■ What the task asks
Print back every record below, exactly as it stands.

Start of Extracted data

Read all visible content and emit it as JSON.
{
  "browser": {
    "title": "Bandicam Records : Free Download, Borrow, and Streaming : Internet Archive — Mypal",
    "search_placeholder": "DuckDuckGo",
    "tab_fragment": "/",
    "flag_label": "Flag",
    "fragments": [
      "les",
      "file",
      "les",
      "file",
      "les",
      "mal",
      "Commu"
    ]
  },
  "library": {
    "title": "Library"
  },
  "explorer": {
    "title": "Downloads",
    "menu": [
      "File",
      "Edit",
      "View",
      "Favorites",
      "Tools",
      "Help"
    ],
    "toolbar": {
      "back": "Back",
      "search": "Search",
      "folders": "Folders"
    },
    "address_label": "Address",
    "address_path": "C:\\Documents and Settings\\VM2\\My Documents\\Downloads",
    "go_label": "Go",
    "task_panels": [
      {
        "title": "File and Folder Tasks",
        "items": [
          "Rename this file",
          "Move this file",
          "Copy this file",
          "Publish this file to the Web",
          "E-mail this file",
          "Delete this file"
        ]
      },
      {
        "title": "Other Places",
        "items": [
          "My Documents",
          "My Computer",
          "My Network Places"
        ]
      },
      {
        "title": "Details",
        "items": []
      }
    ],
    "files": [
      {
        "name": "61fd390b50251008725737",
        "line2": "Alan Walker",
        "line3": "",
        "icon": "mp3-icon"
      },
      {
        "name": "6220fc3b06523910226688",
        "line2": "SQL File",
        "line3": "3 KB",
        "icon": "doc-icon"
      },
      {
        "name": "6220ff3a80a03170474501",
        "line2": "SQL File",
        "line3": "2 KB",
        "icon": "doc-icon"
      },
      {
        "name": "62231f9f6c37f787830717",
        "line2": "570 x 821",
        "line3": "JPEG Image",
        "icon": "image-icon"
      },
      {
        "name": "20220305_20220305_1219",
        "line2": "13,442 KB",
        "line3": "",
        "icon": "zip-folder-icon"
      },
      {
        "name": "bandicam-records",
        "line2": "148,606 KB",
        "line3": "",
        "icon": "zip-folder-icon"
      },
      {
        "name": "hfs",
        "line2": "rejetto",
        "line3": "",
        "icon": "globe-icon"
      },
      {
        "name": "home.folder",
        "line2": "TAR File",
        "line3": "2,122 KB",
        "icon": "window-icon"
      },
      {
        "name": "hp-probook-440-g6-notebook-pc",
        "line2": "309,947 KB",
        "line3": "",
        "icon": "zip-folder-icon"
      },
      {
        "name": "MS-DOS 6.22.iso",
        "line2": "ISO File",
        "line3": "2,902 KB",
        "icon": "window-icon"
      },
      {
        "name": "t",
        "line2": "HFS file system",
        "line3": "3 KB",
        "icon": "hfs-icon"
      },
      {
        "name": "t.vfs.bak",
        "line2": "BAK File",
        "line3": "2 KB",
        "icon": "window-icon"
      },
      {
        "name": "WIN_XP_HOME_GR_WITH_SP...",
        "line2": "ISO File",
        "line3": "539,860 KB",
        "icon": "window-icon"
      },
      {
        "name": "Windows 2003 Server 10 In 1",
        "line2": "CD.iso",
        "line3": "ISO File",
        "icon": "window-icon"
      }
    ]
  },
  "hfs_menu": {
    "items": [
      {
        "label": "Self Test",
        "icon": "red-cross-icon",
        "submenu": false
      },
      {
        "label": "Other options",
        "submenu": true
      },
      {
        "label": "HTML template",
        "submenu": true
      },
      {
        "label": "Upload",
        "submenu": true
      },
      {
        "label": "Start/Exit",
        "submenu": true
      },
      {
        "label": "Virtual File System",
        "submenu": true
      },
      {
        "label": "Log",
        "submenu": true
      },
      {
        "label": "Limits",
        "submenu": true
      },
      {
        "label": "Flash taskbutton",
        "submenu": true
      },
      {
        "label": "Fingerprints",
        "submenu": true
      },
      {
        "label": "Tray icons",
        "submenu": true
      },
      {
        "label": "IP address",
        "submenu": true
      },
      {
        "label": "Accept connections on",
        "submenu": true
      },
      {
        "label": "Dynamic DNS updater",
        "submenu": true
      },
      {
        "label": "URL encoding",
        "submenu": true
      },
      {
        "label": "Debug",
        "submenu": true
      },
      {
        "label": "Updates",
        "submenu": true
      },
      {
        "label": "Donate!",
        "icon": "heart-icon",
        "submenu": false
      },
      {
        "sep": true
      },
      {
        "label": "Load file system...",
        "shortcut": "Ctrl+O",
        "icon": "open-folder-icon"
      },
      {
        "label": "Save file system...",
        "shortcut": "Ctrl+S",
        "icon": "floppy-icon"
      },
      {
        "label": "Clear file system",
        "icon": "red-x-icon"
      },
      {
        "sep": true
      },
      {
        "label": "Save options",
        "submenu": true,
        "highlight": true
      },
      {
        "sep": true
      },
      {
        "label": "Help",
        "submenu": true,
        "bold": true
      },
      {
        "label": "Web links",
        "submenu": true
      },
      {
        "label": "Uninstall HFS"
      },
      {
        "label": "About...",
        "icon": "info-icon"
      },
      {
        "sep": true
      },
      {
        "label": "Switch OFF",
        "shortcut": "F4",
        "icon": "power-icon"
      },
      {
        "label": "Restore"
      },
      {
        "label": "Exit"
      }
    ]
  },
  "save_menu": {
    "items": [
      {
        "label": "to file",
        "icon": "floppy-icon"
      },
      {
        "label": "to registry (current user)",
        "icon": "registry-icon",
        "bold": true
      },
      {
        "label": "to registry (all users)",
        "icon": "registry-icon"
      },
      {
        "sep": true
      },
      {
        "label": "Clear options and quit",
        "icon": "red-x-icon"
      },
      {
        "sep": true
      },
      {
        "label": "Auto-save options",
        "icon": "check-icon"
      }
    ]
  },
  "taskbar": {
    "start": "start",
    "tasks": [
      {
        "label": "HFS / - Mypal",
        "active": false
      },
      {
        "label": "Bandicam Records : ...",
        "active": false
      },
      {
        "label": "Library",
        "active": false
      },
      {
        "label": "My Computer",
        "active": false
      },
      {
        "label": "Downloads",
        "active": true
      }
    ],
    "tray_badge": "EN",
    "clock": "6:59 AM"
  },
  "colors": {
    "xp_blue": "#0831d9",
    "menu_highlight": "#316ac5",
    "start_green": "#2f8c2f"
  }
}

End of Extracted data

■ Result of the task
Read all visible content and emit it as JSON.
{
  "browser": {
    "title": "Bandicam Records : Free Download, Borrow, and Streaming : Internet Archive — Mypal",
    "search_placeholder": "DuckDuckGo",
    "tab_fragment": "/",
    "flag_label": "Flag",
    "fragments": [
      "les",
      "file",
      "les",
      "file",
      "les",
      "mal",
      "Commu"
    ]
  },
  "library": {
    "title": "Library"
  },
  "explorer": {
    "title": "Downloads",
    "menu": [
      "File",
      "Edit",
      "View",
      "Favorites",
      "Tools",
      "Help"
    ],
    "toolbar": {
      "back": "Back",
      "search": "Search",
      "folders": "Folders"
    },
    "address_label": "Address",
    "address_path": "C:\\Documents and Settings\\VM2\\My Documents\\Downloads",
    "go_label": "Go",
    "task_panels": [
      {
        "title": "File and Folder Tasks",
        "items": [
          "Rename this file",
          "Move this file",
          "Copy this file",
          "Publish this file to the Web",
          "E-mail this file",
          "Delete this file"
        ]
      },
      {
        "title": "Other Places",
        "items": [
          "My Documents",
          "My Computer",
          "My Network Places"
        ]
      },
      {
        "title": "Details",
        "items": []
      }
    ],
    "files": [
      {
        "name": "61fd390b50251008725737",
        "line2": "Alan Walker",
        "line3": "",
        "icon": "mp3-icon"
      },
      {
        "name": "6220fc3b06523910226688",
        "line2": "SQL File",
        "line3": "3 KB",
        "icon": "doc-icon"
      },
      {
        "name": "6220ff3a80a03170474501",
        "line2": "SQL File",
        "line3": "2 KB",
        "icon": "doc-icon"
      },
      {
        "name": "62231f9f6c37f787830717",
        "line2": "570 x 821",
        "line3": "JPEG Image",
        "icon": "image-icon"
      },
      {
        "name": "20220305_20220305_1219",
        "line2": "13,442 KB",
        "line3": "",
        "icon": "zip-folder-icon"
      },
      {
        "name": "bandicam-records",
        "line2": "148,606 KB",
        "line3": "",
        "icon": "zip-folder-icon"
      },
      {
        "name": "hfs",
        "line2": "rejetto",
        "line3": "",
        "icon": "globe-icon"
      },
      {
        "name": "home.folder",
        "line2": "TAR File",
        "line3": "2,122 KB",
        "icon": "window-icon"
      },
      {
        "name": "hp-probook-440-g6-notebook-pc",
        "line2": "309,947 KB",
        "line3": "",
        "icon": "zip-folder-icon"
      },
      {
        "name": "MS-DOS 6.22.iso",
        "line2": "ISO File",
        "line3": "2,902 KB",
        "icon": "window-icon"
      },
      {
        "name": "t",
        "line2": "HFS file system",
        "line3": "3 KB",
        "icon": "hfs-icon"
      },
      {
        "name": "t.vfs.bak",
        "line2": "BAK File",
        "line3": "2 KB",
        "icon": "window-icon"
      },
      {
        "name": "WIN_XP_HOME_GR_WITH_SP...",
        "line2": "ISO File",
        "line3": "539,860 KB",
        "icon": "window-icon"
      },
      {
        "name": "Windows 2003 Server 10 In 1",
        "line2": "CD.iso",
        "line3": "ISO File",
        "icon": "window-icon"
      }
    ]
  },
  "hfs_menu": {
    "items": [
      {
        "label": "Self Test",
        "icon": "red-cross-icon",
        "submenu": false
      },
      {
        "label": "Other options",
        "submenu": true
      },
      {
        "label": "HTML template",
        "submenu": true
      },
      {
        "label": "Upload",
        "submenu": true
      },
      {
        "label": "Start/Exit",
        "submenu": true
      },
      {
        "label": "Virtual File System",
        "submenu": true
      },
      {
        "label": "Log",
        "submenu": true
      },
      {
        "label": "Limits",
        "submenu": true
      },
      {
        "label": "Flash taskbutton",
        "submenu": true
      },
      {
        "label": "Fingerprints",
        "submenu": true
      },
      {
        "label": "Tray icons",
        "submenu": true
      },
      {
        "label": "IP address",
        "submenu": true
      },
      {
        "label": "Accept connections on",
        "submenu": true
      },
      {
        "label": "Dynamic DNS updater",
        "submenu": true
      },
      {
        "label": "URL encoding",
        "submenu": true
      },
      {
        "label": "Debug",
        "submenu": true
      },
      {
        "label": "Updates",
        "submenu": true
      },
      {
        "label": "Donate!",
        "icon": "heart-icon",
        "submenu": false
      },
      {
        "sep": true
      },
      {
        "label": "Load file system...",
        "shortcut": "Ctrl+O",
        "icon": "open-folder-icon"
      },
      {
        "label": "Save file system...",
        "shortcut": "Ctrl+S",
        "icon": "floppy-icon"
      },
      {
        "label": "Clear file system",
        "icon": "red-x-icon"
      },
      {
        "sep": true
      },
      {
        "label": "Save options",
        "submenu": true,
        "highlight": true
      },
      {
        "sep": true
      },
      {
        "label": "Help",
        "submenu": true,
        "bold": true
      },
      {
        "label": "Web links",
        "submenu": true
      },
      {
        "label": "Uninstall HFS"
      },
      {
        "label": "About...",
        "icon": "info-icon"
      },
      {
        "sep": true
      },
      {
        "label": "Switch OFF",
        "shortcut": "F4",
        "icon": "power-icon"
      },
      {
        "label": "Restore"
      },
      {
        "label": "Exit"
      }
    ]
  },
  "save_menu": {
    "items": [
      {
        "label": "to file",
        "icon": "floppy-icon"
      },
      {
        "label": "to registry (current user)",
        "icon": "registry-icon",
        "bold": true
      },
      {
        "label": "to registry (all users)",
        "icon": "registry-icon"
      },
      {
        "sep": true
      },
      {
        "label": "Clear options and quit",
        "icon": "red-x-icon"
      },
      {
        "sep": true
      },
      {
        "label": "Auto-save options",
        "icon": "check-icon"
      }
    ]
  },
  "taskbar": {
    "start": "start",
    "tasks": [
      {
        "label": "HFS / - Mypal",
        "active": false
      },
      {
        "label": "Bandicam Records : ...",
        "active": false
      },
      {
        "label": "Library",
        "active": false
      },
      {
        "label": "My Computer",
        "active": false
      },
      {
        "label": "Downloads",
        "active": true
      }
    ],
    "tray_badge": "EN",
    "clock": "6:59 AM"
  },
  "colors": {
    "xp_blue": "#0831d9",
    "menu_highlight": "#316ac5",
    "start_green": "#2f8c2f"
  }
}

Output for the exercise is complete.